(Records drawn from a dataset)

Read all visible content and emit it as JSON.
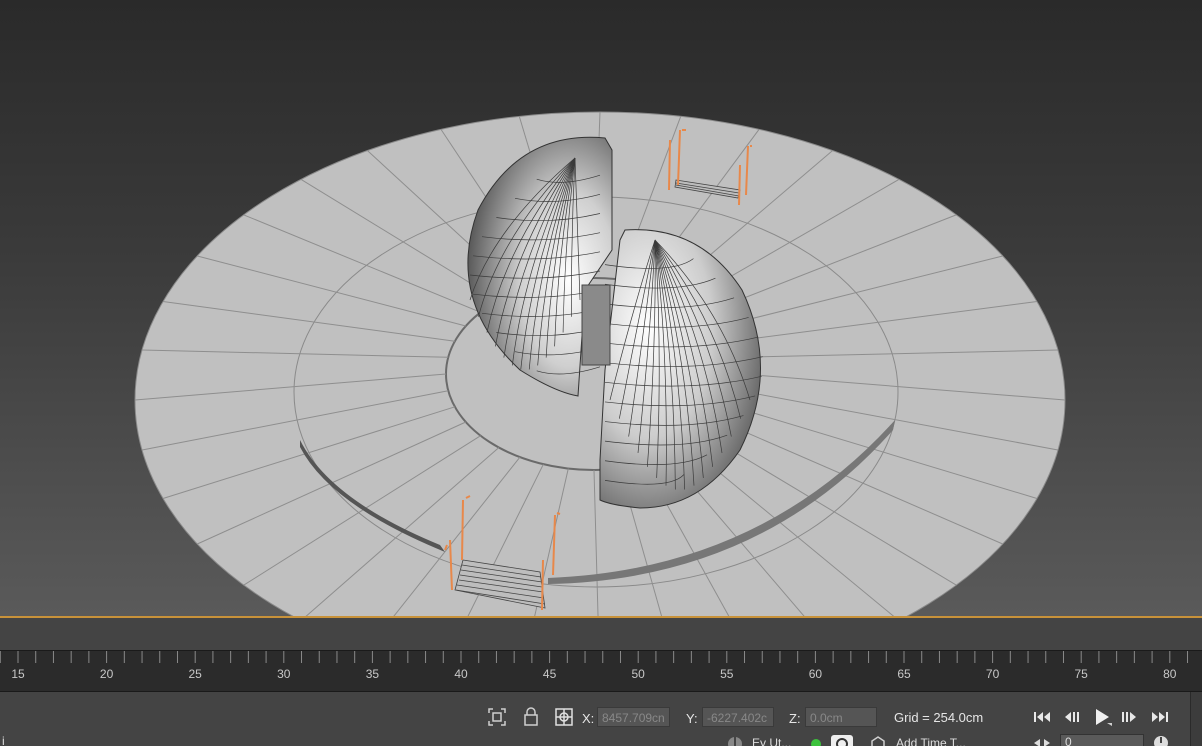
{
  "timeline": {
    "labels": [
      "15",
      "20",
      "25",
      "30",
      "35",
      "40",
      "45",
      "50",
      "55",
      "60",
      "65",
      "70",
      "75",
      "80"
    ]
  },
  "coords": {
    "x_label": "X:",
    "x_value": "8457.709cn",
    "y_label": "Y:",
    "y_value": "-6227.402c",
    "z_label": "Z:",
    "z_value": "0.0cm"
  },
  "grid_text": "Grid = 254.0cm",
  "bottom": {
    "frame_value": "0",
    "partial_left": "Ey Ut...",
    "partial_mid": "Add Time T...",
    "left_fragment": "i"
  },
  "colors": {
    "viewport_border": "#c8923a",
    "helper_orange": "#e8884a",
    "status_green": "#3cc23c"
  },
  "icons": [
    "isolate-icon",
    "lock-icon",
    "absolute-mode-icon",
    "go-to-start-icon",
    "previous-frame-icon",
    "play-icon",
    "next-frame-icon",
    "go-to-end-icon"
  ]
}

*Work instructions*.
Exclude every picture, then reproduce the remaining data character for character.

*Response to the exercise*.
Read all visible content and emit it as JSON.
{
  "timeline": {
    "labels": [
      "15",
      "20",
      "25",
      "30",
      "35",
      "40",
      "45",
      "50",
      "55",
      "60",
      "65",
      "70",
      "75",
      "80"
    ]
  },
  "coords": {
    "x_label": "X:",
    "x_value": "8457.709cn",
    "y_label": "Y:",
    "y_value": "-6227.402c",
    "z_label": "Z:",
    "z_value": "0.0cm"
  },
  "grid_text": "Grid = 254.0cm",
  "bottom": {
    "frame_value": "0",
    "partial_left": "Ey Ut...",
    "partial_mid": "Add Time T...",
    "left_fragment": "i"
  },
  "colors": {
    "viewport_border": "#c8923a",
    "helper_orange": "#e8884a",
    "status_green": "#3cc23c"
  },
  "icons": [
    "isolate-icon",
    "lock-icon",
    "absolute-mode-icon",
    "go-to-start-icon",
    "previous-frame-icon",
    "play-icon",
    "next-frame-icon",
    "go-to-end-icon"
  ]
}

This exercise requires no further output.